━━━ DATA RECORDS ━━━
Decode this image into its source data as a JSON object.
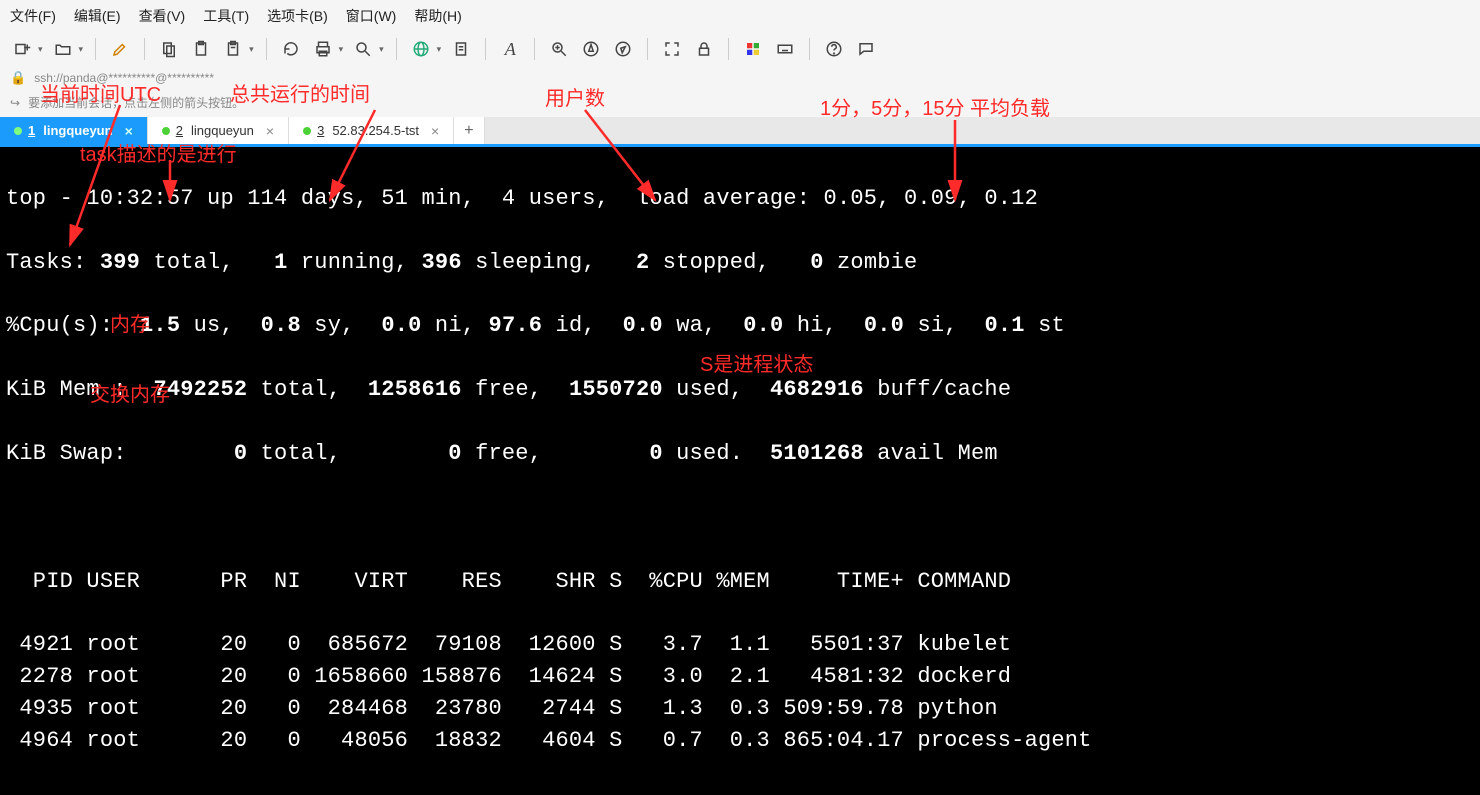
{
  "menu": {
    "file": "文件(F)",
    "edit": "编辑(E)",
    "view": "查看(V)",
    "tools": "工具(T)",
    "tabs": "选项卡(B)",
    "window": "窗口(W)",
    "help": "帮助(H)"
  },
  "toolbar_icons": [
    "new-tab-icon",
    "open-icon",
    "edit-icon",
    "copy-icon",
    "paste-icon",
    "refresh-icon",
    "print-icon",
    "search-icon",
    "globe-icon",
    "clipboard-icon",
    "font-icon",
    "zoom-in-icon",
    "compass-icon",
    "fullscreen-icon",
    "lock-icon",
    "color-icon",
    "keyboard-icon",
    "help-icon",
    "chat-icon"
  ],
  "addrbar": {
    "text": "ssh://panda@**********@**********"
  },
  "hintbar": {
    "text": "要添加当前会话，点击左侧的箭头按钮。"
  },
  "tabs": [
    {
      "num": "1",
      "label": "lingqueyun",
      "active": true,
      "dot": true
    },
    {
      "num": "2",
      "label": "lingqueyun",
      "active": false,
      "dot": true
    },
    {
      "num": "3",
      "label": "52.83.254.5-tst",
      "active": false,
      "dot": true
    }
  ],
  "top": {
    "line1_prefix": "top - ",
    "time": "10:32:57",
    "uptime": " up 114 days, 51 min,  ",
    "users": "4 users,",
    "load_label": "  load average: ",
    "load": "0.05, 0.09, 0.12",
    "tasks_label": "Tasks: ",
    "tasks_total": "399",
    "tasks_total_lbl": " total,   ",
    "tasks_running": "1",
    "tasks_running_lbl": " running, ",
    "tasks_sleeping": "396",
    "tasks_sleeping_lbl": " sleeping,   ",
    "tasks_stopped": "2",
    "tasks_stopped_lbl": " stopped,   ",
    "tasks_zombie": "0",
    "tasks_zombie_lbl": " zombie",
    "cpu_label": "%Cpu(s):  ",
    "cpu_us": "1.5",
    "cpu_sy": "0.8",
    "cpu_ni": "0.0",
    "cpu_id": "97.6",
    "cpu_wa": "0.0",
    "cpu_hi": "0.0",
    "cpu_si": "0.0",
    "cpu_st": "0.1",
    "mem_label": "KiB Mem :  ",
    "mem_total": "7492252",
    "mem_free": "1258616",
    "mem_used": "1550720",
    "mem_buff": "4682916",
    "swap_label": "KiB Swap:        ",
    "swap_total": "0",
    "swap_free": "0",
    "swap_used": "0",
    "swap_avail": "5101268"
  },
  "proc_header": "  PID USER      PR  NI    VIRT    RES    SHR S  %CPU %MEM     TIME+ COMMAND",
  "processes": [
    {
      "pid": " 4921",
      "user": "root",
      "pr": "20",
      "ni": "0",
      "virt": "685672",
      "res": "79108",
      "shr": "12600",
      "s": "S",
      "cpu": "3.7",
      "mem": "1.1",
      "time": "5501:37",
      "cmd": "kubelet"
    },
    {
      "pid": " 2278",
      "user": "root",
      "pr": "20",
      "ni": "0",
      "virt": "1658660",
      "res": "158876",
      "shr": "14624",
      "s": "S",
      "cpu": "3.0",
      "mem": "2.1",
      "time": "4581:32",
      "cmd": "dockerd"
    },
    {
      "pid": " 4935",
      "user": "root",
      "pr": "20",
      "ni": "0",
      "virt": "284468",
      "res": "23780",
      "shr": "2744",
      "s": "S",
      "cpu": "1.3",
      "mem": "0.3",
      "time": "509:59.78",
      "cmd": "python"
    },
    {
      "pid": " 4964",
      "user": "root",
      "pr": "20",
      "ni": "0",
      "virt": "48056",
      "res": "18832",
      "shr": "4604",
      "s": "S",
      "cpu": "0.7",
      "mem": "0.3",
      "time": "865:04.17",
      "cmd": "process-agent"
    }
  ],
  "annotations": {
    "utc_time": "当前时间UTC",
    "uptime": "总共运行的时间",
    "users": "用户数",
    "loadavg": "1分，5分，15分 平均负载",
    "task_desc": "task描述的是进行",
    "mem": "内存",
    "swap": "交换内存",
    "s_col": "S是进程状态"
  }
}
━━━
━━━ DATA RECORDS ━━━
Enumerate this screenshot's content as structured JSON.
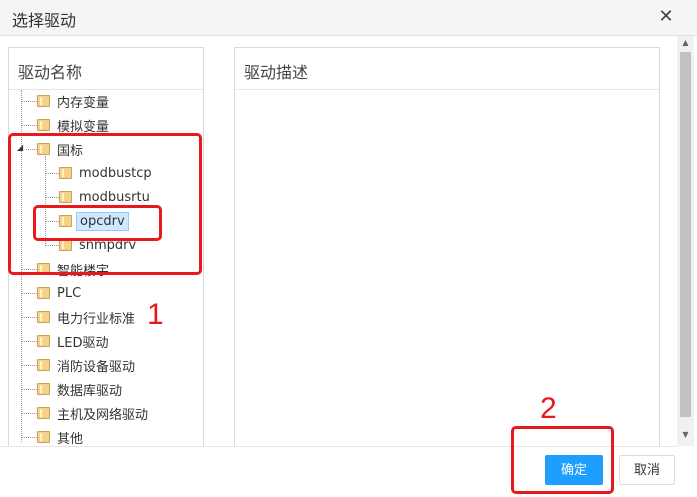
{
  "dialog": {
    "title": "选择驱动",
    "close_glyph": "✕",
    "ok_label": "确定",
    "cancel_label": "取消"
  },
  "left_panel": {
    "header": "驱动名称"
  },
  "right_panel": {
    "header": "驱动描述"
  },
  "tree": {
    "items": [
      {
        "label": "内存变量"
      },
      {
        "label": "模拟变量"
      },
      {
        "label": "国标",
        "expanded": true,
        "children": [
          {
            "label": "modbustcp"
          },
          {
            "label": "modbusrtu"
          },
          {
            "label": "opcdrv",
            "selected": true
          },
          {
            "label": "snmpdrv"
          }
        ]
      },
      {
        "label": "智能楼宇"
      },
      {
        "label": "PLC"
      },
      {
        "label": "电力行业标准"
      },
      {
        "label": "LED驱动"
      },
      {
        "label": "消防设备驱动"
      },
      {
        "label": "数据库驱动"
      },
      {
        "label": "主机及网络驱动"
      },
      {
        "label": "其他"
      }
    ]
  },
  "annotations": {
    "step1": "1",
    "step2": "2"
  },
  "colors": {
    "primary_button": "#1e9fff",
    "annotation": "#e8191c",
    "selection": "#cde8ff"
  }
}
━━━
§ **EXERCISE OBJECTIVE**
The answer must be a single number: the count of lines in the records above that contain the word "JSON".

§ **SOLUTION BELOW**
2